:: WHAT TO PRODUCE ::
The response must be the exact lines from the one that contains "Extract the structured" through the end of the material, with no pictures and no additional lines.

:: RECORD SET ::

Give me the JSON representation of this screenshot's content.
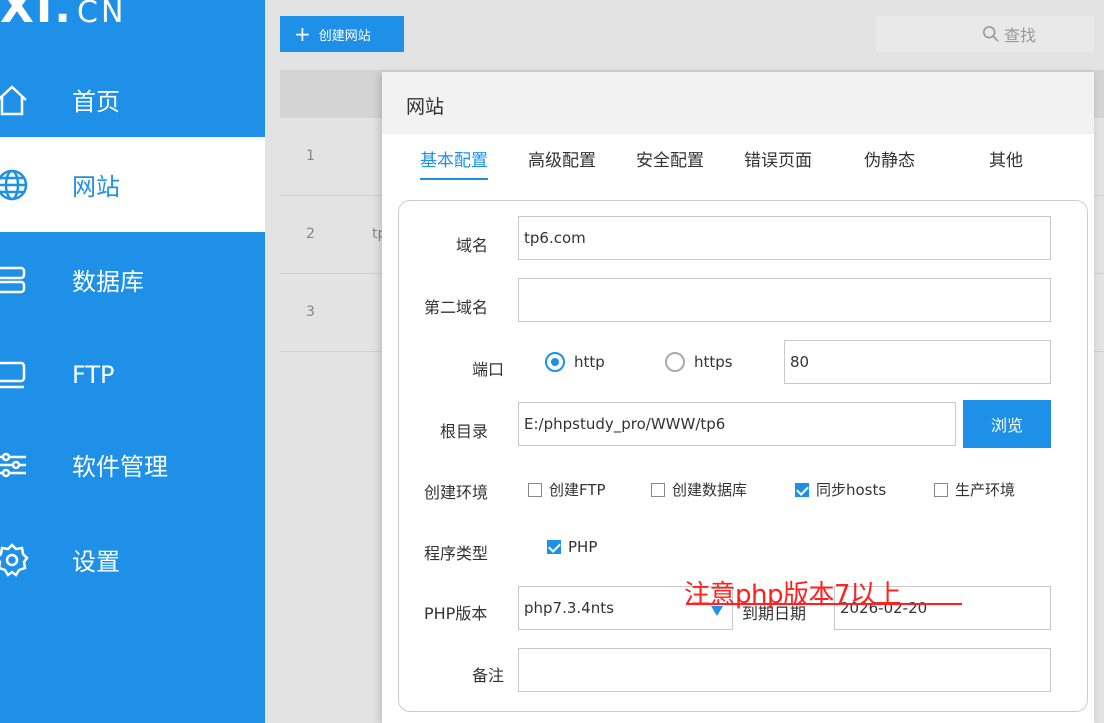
{
  "sidebar": {
    "logo_main": "XI.",
    "logo_cn": "CN",
    "items": [
      {
        "label": "首页",
        "icon": "home-icon"
      },
      {
        "label": "网站",
        "icon": "globe-icon",
        "active": true
      },
      {
        "label": "数据库",
        "icon": "database-icon"
      },
      {
        "label": "FTP",
        "icon": "ftp-icon"
      },
      {
        "label": "软件管理",
        "icon": "sliders-icon"
      },
      {
        "label": "设置",
        "icon": "gear-icon"
      }
    ]
  },
  "toolbar": {
    "create_label": "创建网站",
    "search_label": "查找"
  },
  "table": {
    "rows": [
      {
        "num": "1",
        "fragment": ""
      },
      {
        "num": "2",
        "fragment": "tp"
      },
      {
        "num": "3",
        "fragment": ""
      }
    ]
  },
  "modal": {
    "title": "网站",
    "tabs": [
      "基本配置",
      "高级配置",
      "安全配置",
      "错误页面",
      "伪静态",
      "其他"
    ],
    "active_tab": 0,
    "form": {
      "domain_label": "域名",
      "domain_value": "tp6.com",
      "second_domain_label": "第二域名",
      "second_domain_value": "",
      "port_label": "端口",
      "protocol_options": [
        "http",
        "https"
      ],
      "protocol_selected": "http",
      "port_value": "80",
      "root_label": "根目录",
      "root_value": "E:/phpstudy_pro/WWW/tp6",
      "browse_label": "浏览",
      "env_label": "创建环境",
      "env_options": [
        {
          "label": "创建FTP",
          "checked": false
        },
        {
          "label": "创建数据库",
          "checked": false
        },
        {
          "label": "同步hosts",
          "checked": true
        },
        {
          "label": "生产环境",
          "checked": false
        }
      ],
      "program_type_label": "程序类型",
      "program_type_option": "PHP",
      "program_type_checked": true,
      "php_version_label": "PHP版本",
      "php_version_value": "php7.3.4nts",
      "expire_label": "到期日期",
      "expire_value": "2026-02-20",
      "note_label": "备注",
      "note_value": ""
    },
    "annotation": "注意php版本7以上"
  },
  "colors": {
    "accent": "#1e90e8",
    "annotation": "#ff2020"
  }
}
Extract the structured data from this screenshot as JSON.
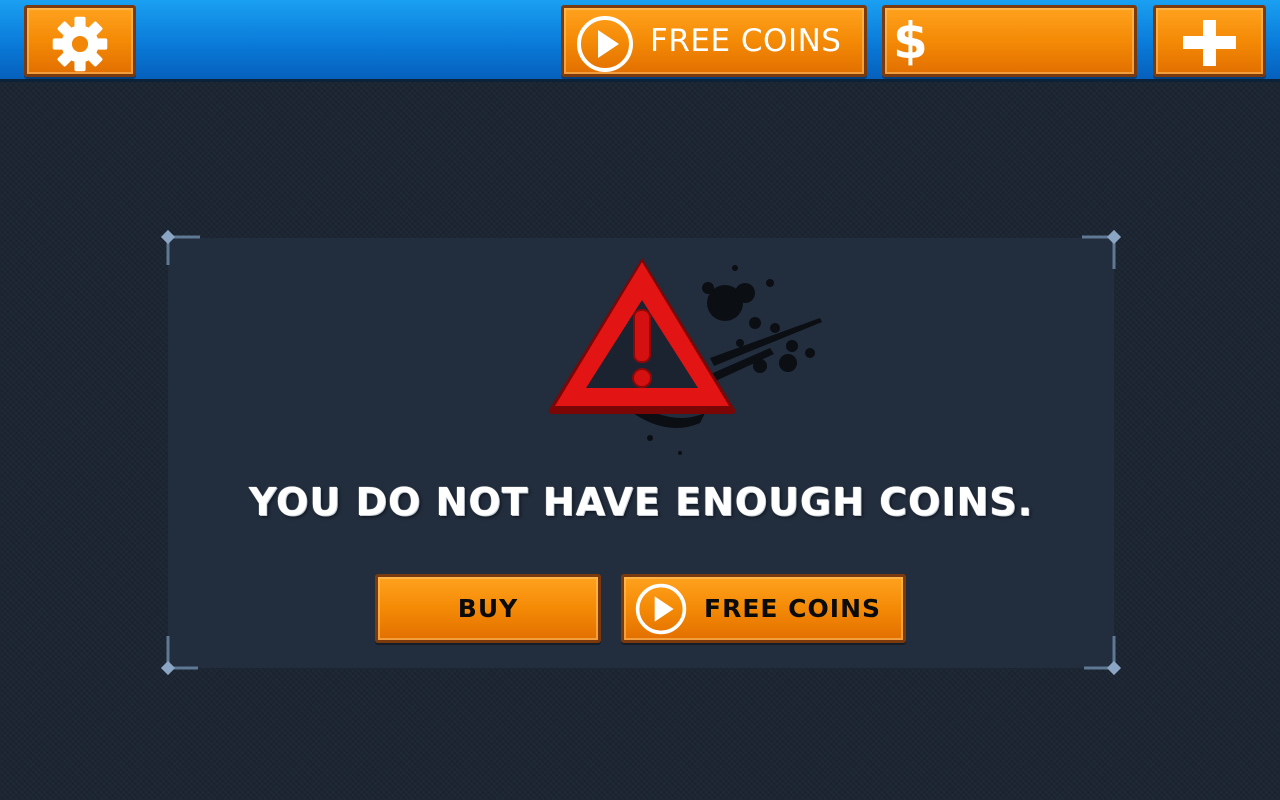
{
  "topbar": {
    "settings": {
      "icon": "gear-icon"
    },
    "free_coins": {
      "icon": "play-circle-icon",
      "label": "FREE COINS"
    },
    "balance": {
      "icon": "dollar-icon",
      "symbol": "$",
      "value": ""
    },
    "add": {
      "icon": "plus-icon"
    }
  },
  "dialog": {
    "icon": "warning-triangle-icon",
    "message": "You do not have enough coins.",
    "buy_label": "Buy",
    "free_label": "Free Coins",
    "free_icon": "play-circle-icon"
  },
  "colors": {
    "topbar_blue": "#0a7bd9",
    "button_orange": "#f48a06",
    "button_border": "#7a3a0d",
    "dialog_bg": "#222d3d",
    "page_bg": "#1c2633",
    "warning_red": "#e01010"
  }
}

:: OUTPUT OF THE TASK ::
Extract the structured data from this screenshot as JSON.
{
  "topbar": {
    "settings": {
      "icon": "gear-icon"
    },
    "free_coins": {
      "icon": "play-circle-icon",
      "label": "FREE COINS"
    },
    "balance": {
      "icon": "dollar-icon",
      "symbol": "$",
      "value": ""
    },
    "add": {
      "icon": "plus-icon"
    }
  },
  "dialog": {
    "icon": "warning-triangle-icon",
    "message": "You do not have enough coins.",
    "buy_label": "Buy",
    "free_label": "Free Coins",
    "free_icon": "play-circle-icon"
  },
  "colors": {
    "topbar_blue": "#0a7bd9",
    "button_orange": "#f48a06",
    "button_border": "#7a3a0d",
    "dialog_bg": "#222d3d",
    "page_bg": "#1c2633",
    "warning_red": "#e01010"
  }
}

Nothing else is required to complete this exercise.